A Replication-Defective human type 5 adenovirus-based trivalent vaccine confers complete protection against plague in mice and nonhuman primates

Jian Sha, Michelle L. Kirtley, Curtis Klages, Tatiana E. Erova, Maxim Telepnev, Duraisamy Ponnusamy, Eric C. Fitts, Wallace B. Baze, Satheesh K. Sivasubramani, William Lawrence, Igor Patrikeev, Jennifer E. Peel, Jourdan A. Andersson, Elena V. Kozlova, Bethany L. Tiner, Johnny Peterson, David Mcwilliams, Snehal Patel, Eric Rothe, Vladimir MotinAshok Chopra

Research output: Contribution to journalArticle

9 Scopus citations


Currently, no plague vaccine exists in the United States for human use. The capsular antigen (Caf1 or F1) and two type 3 secretion system (T3SS) components, the low-calcium-response V antigen (LcrV) and the needle protein YscF, represent protective antigens of Yersinia pestis. We used a replication-defective human type 5 adenovirus (Ad5) vector and constructed recombinant monovalent and trivalent vaccines (rAd5-LcrV and rAd5-YFV) that expressed either the codon-optimized lcrV or the fusion gene designated YFV (consisting of ycsF, caf1, and lcrV). Immunization of mice with the trivalent rAd5-YFV vaccine by either the intramuscular (i.m.) or the intranasal (i.n.) route provided protection superior to that with the monovalent rAd5-LcrV vaccine against bubonic and pneumonic plague when animals were challenged with Y. pestis CO92. Preexisting adenoviral immunity did not diminish the protective response, and the protection was always higher when mice were administered one i.n. dose of the trivalent vaccine (priming) followed by a single i.m. booster dose of the purified YFV antigen. Immunization of cynomolgus macaques with the trivalent rAd5-YFV vaccine by the prime-boost strategy provided 100% protection against a stringent aerosol challenge dose of CO92 to animals that had preexisting adenoviral immunity. The vaccinated and challenged macaques had no signs of disease, and the invading pathogen rapidly cleared with no histopathological lesions. This is the first report showing the efficacy of an adenovirus-vectored trivalent vaccine against pneumonic plague in mouse and nonhuman primate (NHP) models.

Original languageEnglish (US)
Pages (from-to)586-600
Number of pages15
JournalClinical and Vaccine Immunology
Issue number7
StatePublished - Jul 1 2016

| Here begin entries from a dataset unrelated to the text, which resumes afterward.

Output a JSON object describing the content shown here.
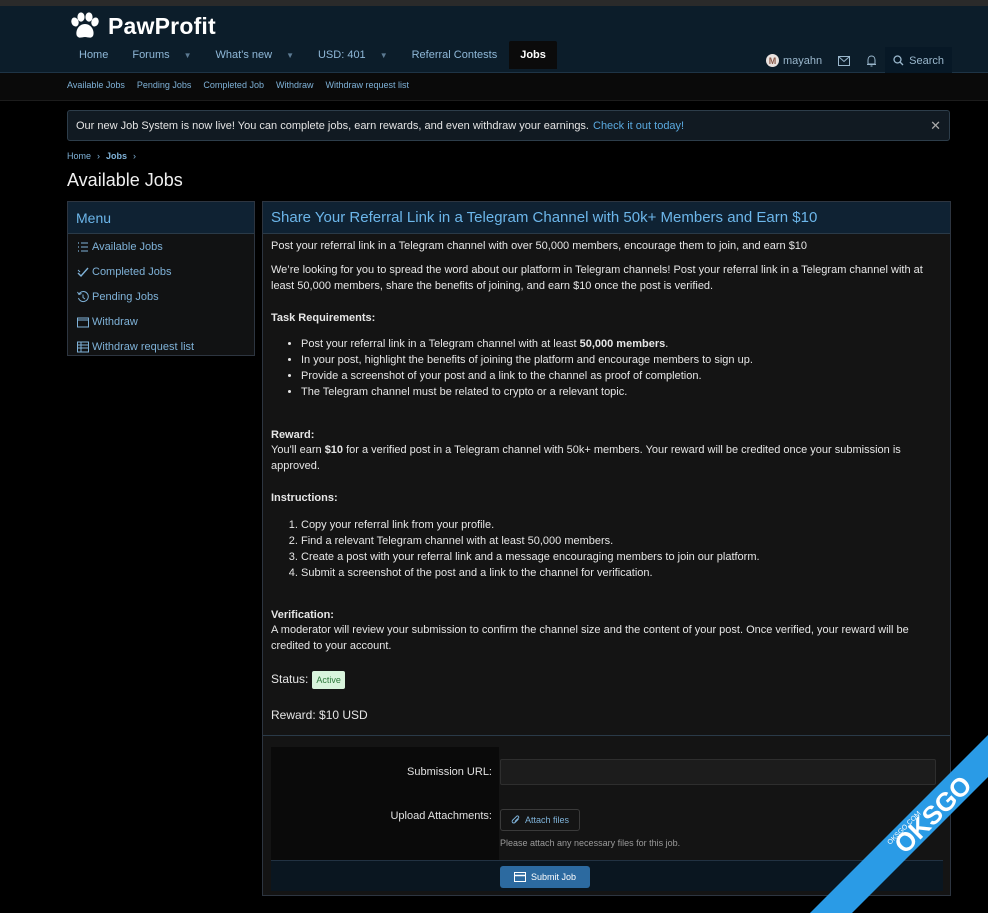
{
  "site": {
    "name": "PawProfit"
  },
  "nav": {
    "items": [
      {
        "label": "Home"
      },
      {
        "label": "Forums"
      },
      {
        "label": "What's new"
      },
      {
        "label": "USD: 401"
      },
      {
        "label": "Referral Contests"
      },
      {
        "label": "Jobs"
      }
    ]
  },
  "user": {
    "avatar_letter": "M",
    "name": "mayahn",
    "search_label": "Search"
  },
  "subnav": [
    "Available Jobs",
    "Pending Jobs",
    "Completed Job",
    "Withdraw",
    "Withdraw request list"
  ],
  "notice": {
    "text": "Our new Job System is now live! You can complete jobs, earn rewards, and even withdraw your earnings.",
    "link": "Check it out today!"
  },
  "breadcrumb": [
    "Home",
    "Jobs"
  ],
  "page_title": "Available Jobs",
  "sidebar": {
    "title": "Menu",
    "items": [
      {
        "label": "Available Jobs",
        "icon": "list-icon"
      },
      {
        "label": "Completed Jobs",
        "icon": "check-icon"
      },
      {
        "label": "Pending Jobs",
        "icon": "history-icon"
      },
      {
        "label": "Withdraw",
        "icon": "wallet-icon"
      },
      {
        "label": "Withdraw request list",
        "icon": "table-icon"
      }
    ]
  },
  "job": {
    "title": "Share Your Referral Link in a Telegram Channel with 50k+ Members and Earn $10",
    "summary": "Post your referral link in a Telegram channel with over 50,000 members, encourage them to join, and earn $10",
    "intro": "We’re looking for you to spread the word about our platform in Telegram channels! Post your referral link in a Telegram channel with at least 50,000 members, share the benefits of joining, and earn $10 once the post is verified.",
    "requirements_title": "Task Requirements:",
    "req1_pre": "Post your referral link in a Telegram channel with at least ",
    "req1_bold": "50,000 members",
    "req1_post": ".",
    "req2": "In your post, highlight the benefits of joining the platform and encourage members to sign up.",
    "req3": "Provide a screenshot of your post and a link to the channel as proof of completion.",
    "req4": "The Telegram channel must be related to crypto or a relevant topic.",
    "reward_title": "Reward:",
    "reward_pre": "You'll earn ",
    "reward_bold": "$10",
    "reward_post": " for a verified post in a Telegram channel with 50k+ members. Your reward will be credited once your submission is approved.",
    "instructions_title": "Instructions:",
    "ins1": "Copy your referral link from your profile.",
    "ins2": "Find a relevant Telegram channel with at least 50,000 members.",
    "ins3": "Create a post with your referral link and a message encouraging members to join our platform.",
    "ins4": "Submit a screenshot of the post and a link to the channel for verification.",
    "verification_title": "Verification:",
    "verification_text": "A moderator will review your submission to confirm the channel size and the content of your post. Once verified, your reward will be credited to your account.",
    "status_label": "Status:",
    "status_value": "Active",
    "reward_line": "Reward: $10 USD"
  },
  "form": {
    "url_label": "Submission URL:",
    "url_value": "",
    "attach_label": "Upload Attachments:",
    "attach_button": "Attach files",
    "attach_hint": "Please attach any necessary files for this job.",
    "submit_label": "Submit Job"
  },
  "watermark": {
    "text": "OKSGO",
    "small": "OKSGO.COM"
  }
}
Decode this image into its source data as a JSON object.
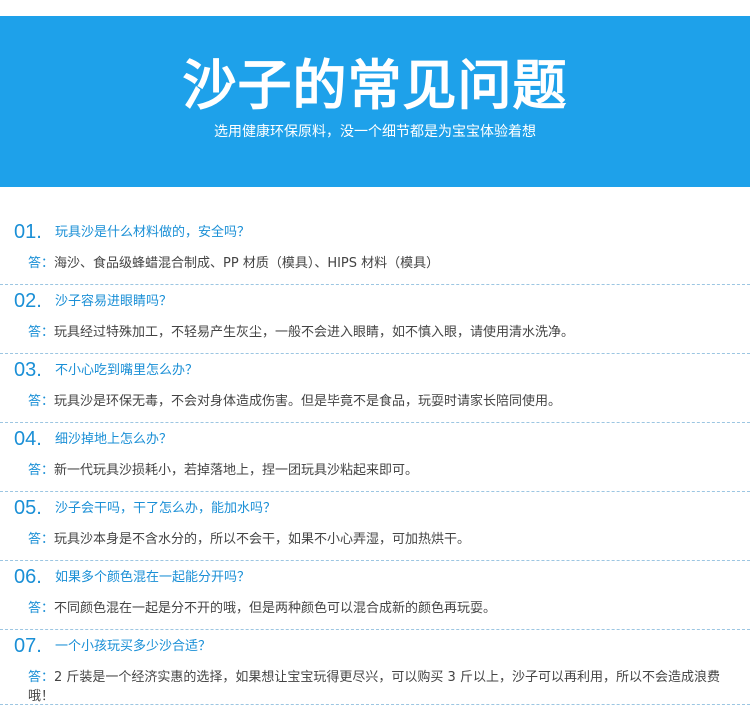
{
  "banner": {
    "title": "沙子的常见问题",
    "subtitle": "选用健康环保原料，没一个细节都是为宝宝体验着想"
  },
  "answer_label": "答：",
  "faq": [
    {
      "number": "01.",
      "question": "玩具沙是什么材料做的，安全吗？",
      "answer": "海沙、食品级蜂蜡混合制成、PP 材质（模具）、HIPS 材料（模具）"
    },
    {
      "number": "02.",
      "question": "沙子容易进眼睛吗？",
      "answer": "玩具经过特殊加工，不轻易产生灰尘，一般不会进入眼睛，如不慎入眼，请使用清水洗净。"
    },
    {
      "number": "03.",
      "question": "不小心吃到嘴里怎么办？",
      "answer": "玩具沙是环保无毒，不会对身体造成伤害。但是毕竟不是食品，玩耍时请家长陪同使用。"
    },
    {
      "number": "04.",
      "question": "细沙掉地上怎么办？",
      "answer": "新一代玩具沙损耗小，若掉落地上，捏一团玩具沙粘起来即可。"
    },
    {
      "number": "05.",
      "question": "沙子会干吗，干了怎么办，能加水吗？",
      "answer": "玩具沙本身是不含水分的，所以不会干，如果不小心弄湿，可加热烘干。"
    },
    {
      "number": "06.",
      "question": "如果多个颜色混在一起能分开吗？",
      "answer": "不同颜色混在一起是分不开的哦，但是两种颜色可以混合成新的颜色再玩耍。"
    },
    {
      "number": "07.",
      "question": "一个小孩玩买多少沙合适？",
      "answer": "2 斤装是一个经济实惠的选择，如果想让宝宝玩得更尽兴，可以购买 3 斤以上，沙子可以再利用，所以不会造成浪费哦！"
    }
  ],
  "colors": {
    "banner_bg": "#1ea1ea",
    "accent": "#1a8fd6",
    "body_text": "#444444",
    "divider": "#9cc6e2"
  }
}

ASJC Scopus subject areas

  • Clinical Biochemistry
  • Immunology
  • Immunology and Allergy
  • Microbiology (medical)

Cite this

Sha, J., Kirtley, M. L., Klages, C., Erova, T. E., Telepnev, M., Ponnusamy, D., Fitts, E. C., Baze, W. B., Sivasubramani, S. K., Lawrence, W., Patrikeev, I., Peel, J. E., Andersson, J. A., Kozlova, E. V., Tiner, B. L., Peterson, J., Mcwilliams, D., Patel, S., Rothe, E., ... Chopra, A. (2016). A Replication-Defective human type 5 adenovirus-based trivalent vaccine confers complete protection against plague in mice and nonhuman primates. Clinical and Vaccine Immunology, 23(7), 586-600. https://doi.org/10.1128/CVI.00150-16